But it is shortsighted and makes little sense to have this conversation at the expense of the liberal arts, as many politicians (and others) have, including President Obama, using liberal arts majors as a foil to bolster the argument that STEM disciplines deserve emphasis.  To think that these two realms –STEM and the liberal arts – operate separately, and we can slough one off in order to lighten our load as we propel ourselves full-steam ahead in pursuit of the other is sheer madness.  It’s not zero-sum.  It’s not either-or.  Moreover, my attempt to dichotomize ‘these two realms’ is a fool’s errand, for it fails to recognize the way the world works and how we should operate in it.  They are not distinct and easily separated the way we often try to do in education circles.

The world does not come at us a little bit of literature, a measure of math and physics, a sprinkle of sociology and a dash of ethics, all at perfectly proportioned intervals and amounts in a nice, neat, and easy-to-execute recipe.  It storms at us in rapid waves, a mash-up of drone technologies, human rights, nuclear weaponry, poverty, terrorism, new discoveries, or those myriad cases where economy and ecology collide.  It is not clean and tidy, neatly packaged and formulaic.  We humans rarely are.

And this human messiness provides the context for why the liberal arts have always found a place in an education that hopes to prepare citizens for the world we have and the world that’s coming.  On the immediate horizon, if our world is shrinking, its pace of change quickening, and its career possibilities shifting, a broad-based liberal arts curriculum for a well-rounded education should be part of the mix now more than ever.

Though conducting laboratory research, engineering new designs, or writing software – any STEM activity, really – will be an integral part of our future, they will never be done in a vacuum.  They will never be done for their own sake just because we can.  They will be done in the context of the wider world.  There will be questions of ethics, historical context and impact on humanity.   There will be dialogue and debate and difficult decisions for our collective future.  These are the bread and butter of the liberal arts and must be a significant part of any education.

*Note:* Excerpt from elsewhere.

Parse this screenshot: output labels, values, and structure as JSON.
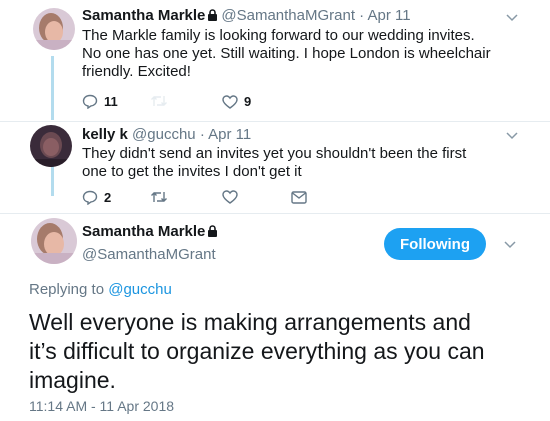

Whether or not you get a great-paying engineering job right out of college is not really relevant in this context.  Yes, it may be what you want.  And, yes, it may be good for the world in terms of the potential contributions you may make.  But it should not be a solitary consideration.  Your preparation for an engineering career should not be done at the expense of your preparation to be a citizen of the world.  Sure, earning potential matters, but isn’t that a reflection of what we collectively choose to value, and wouldn’t this be a good time to ask why that is?

If we can, in all good conscience, say that there is NO value in the social sciences, like psychology and anthropology, the humanities (yes, including art history, that other much maligned major), and literature (yep, we gotta toss English majors into the mix once we pull ‘em out from under the bus), then it is most definitely time to pull the plug on all of them and set our sights on STEM full-throttle.  But if these domains, these college majors, have value in terms of how we learn to think and communicate about ourselves, our pursuits and our collective future, then it’s time to stop the rhetorical assault on the liberal arts.

Instead of STEM, I propose a new acronym to guide our curricular focus.  Sure, it’s trite, but it’s really more traditional than anything.  And it truly does get at the heart of the matter….







Sciences (all of ‘em)


There.  That ought to do it.

This article includes a new study that should help us get our collective heads (and hearts) around it….  Enjoy!